People always confuse disruption with innovation. Innovation is evolution, whereas disruption is revolution. Innovation makes the old ways better, whereas disruption makes the old ways obsolete! But most importantly in business, innovation allows you a 10% growth while disruption allows you a 10X growth.
We’ve already seen two technological revolutions in our lifetime that have caused major disruption – the internet and the smartphone. And thanks to the digital revolution, disruption is now happening more frequently and at a faster pace than ever before. So we’re going to experience more disruption than previous generations ever did – disruption that will revolutionise business models and industries in ways that we can’t yet imagine. So who will disrupt the automotive/tyre industry?
In our industry, the last major disruption was the introduction of the motor car in the early 1900s. How many horse and carts do we see on the streets today? Clearly, the car disrupted the horse and cart out of commercial existence. So now our old school, white, male-dominated industry is ripe for disruption and trust me (from the startups that I see as a venture capitalist), it is coming sooner than we think! And moreover, I can tell you that it will not happen as a result of the legacy manufacturers making better tyres, improving distribution systems or selling tyres on the internet.
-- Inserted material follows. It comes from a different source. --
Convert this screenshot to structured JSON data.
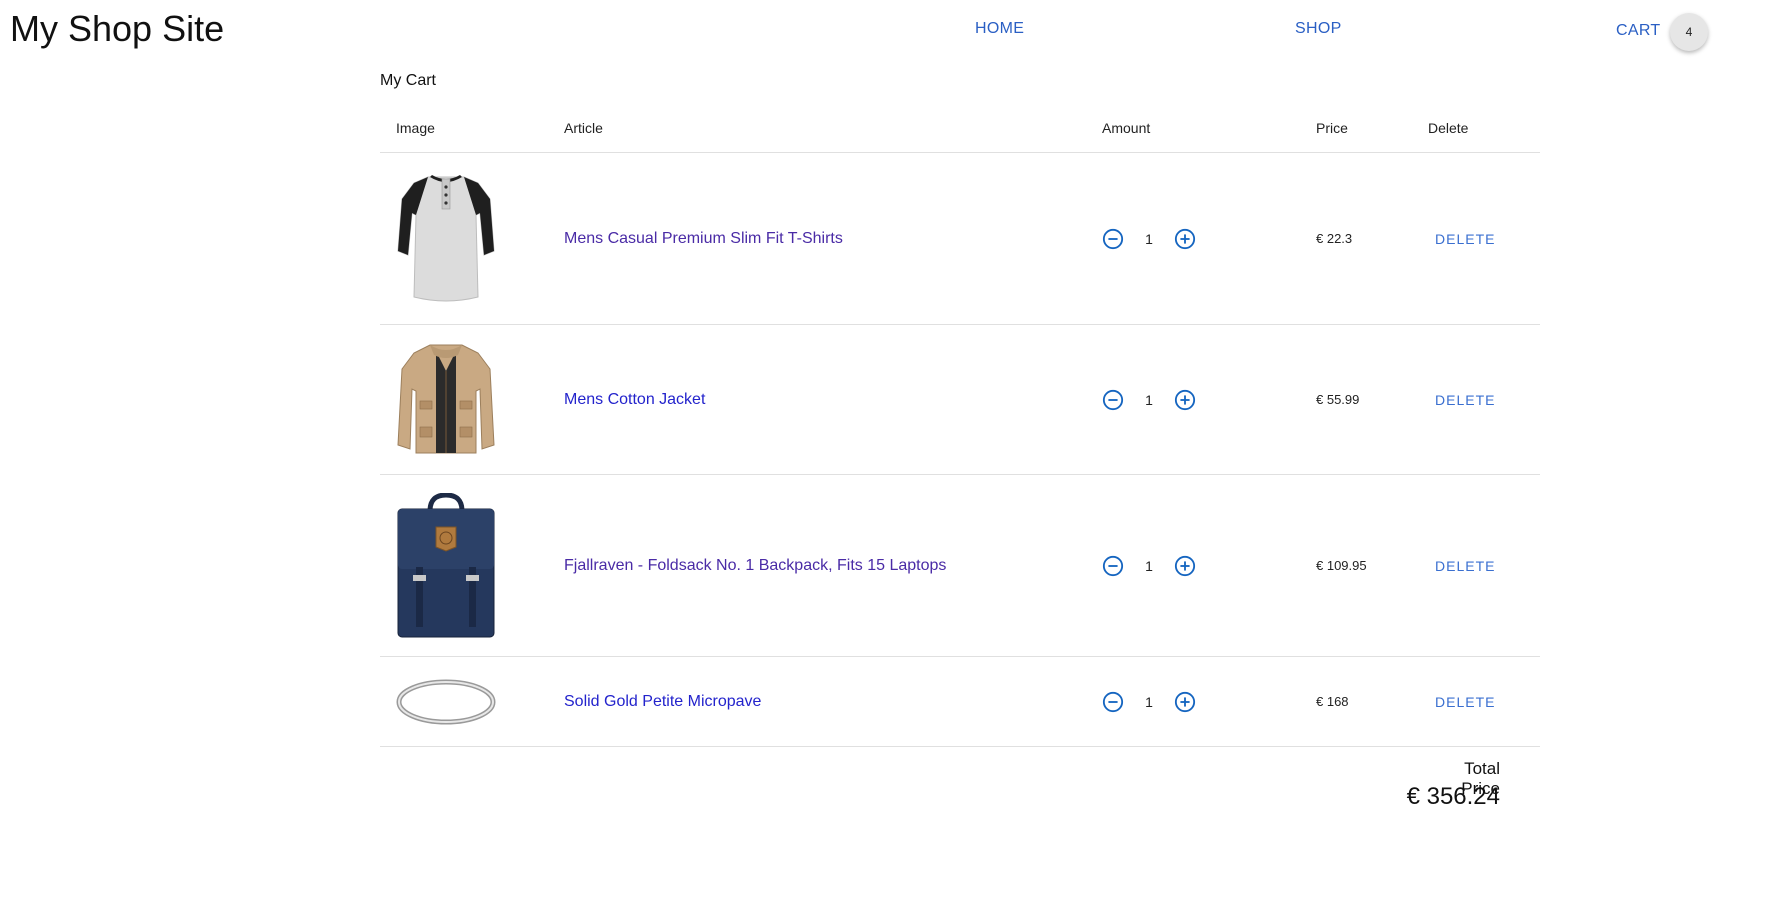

Like in every other industry, disruption in our industry will come from the outside.
Look at the mobile phone industry – Nokia were undoubtedly one of the most innovative companies and arguably the industry leaders in this technology, yet in the space of just a few years, Nokia’s reign was well and truly ended. And this happened because of one reason – disruption, which Nokia just didn’t see coming. Because while Nokia had their eyes on their competitors, Apple came and ate their lunch! Let’s look at the medical industry for another example – CRISPR/CAS9 – (the genome editing tool that will enable scientists to weaponise human cells against cancer) could potentially be a cure for cancer and would ultimately disrupt the medical field. Where did this come from? You guessed it – from outside the medical field. Every industry has such examples!
So who will disrupt our industry? Some industry observers say that Zenises (along with Alzura) is well on its way to disrupting the industry, being the first company in the world to offer tyres as a service across the internet. To those people I argue that what Zenises has done is definitely innovative but not disruptive. To understand disruption in our industry, we really need to understand not just what we do but why we do it. What we do is sell tyres and if we see our industry from that narrow perspective then Zenises is disrupting it. But if we understand the reason why we do what we do, which is to provide mobility, then we can see that we are merely a small fragment of a much larger industry. From this position, we can see that there are many more companies and individuals that have the potential to disrupt our industry. So disruption in the industry could come from the company making flying cars – if that ‘takes off’ and we end up living in a world like ‘The Jetsons’, tyres would become obsolete. Or disruption could happen as a result of tech companies taking virtual reality technology to a level that it negates the need for travel. Perhaps the companies creating personalised drone transport could disrupt the industry, or maybe it will be a company that works with a combination of these technologies or different technologies altogether. Such companies may sound futuristic but they already exist, and two of them have even received investments from our venture capital fund.
My idea here is simply to get my colleagues to start ‘thinking outside the box’ and seeing beyond our industry, as this would perhaps enable them to come up with their own ideas for disrupting it. So what will the Apple or CRISPR for the tyre industry be and how will it work? I don’t know, but you can count on it that there’s a 14 year old kid somewhere outside the industry figuring it out (hopefully one whose company I have already invested in)!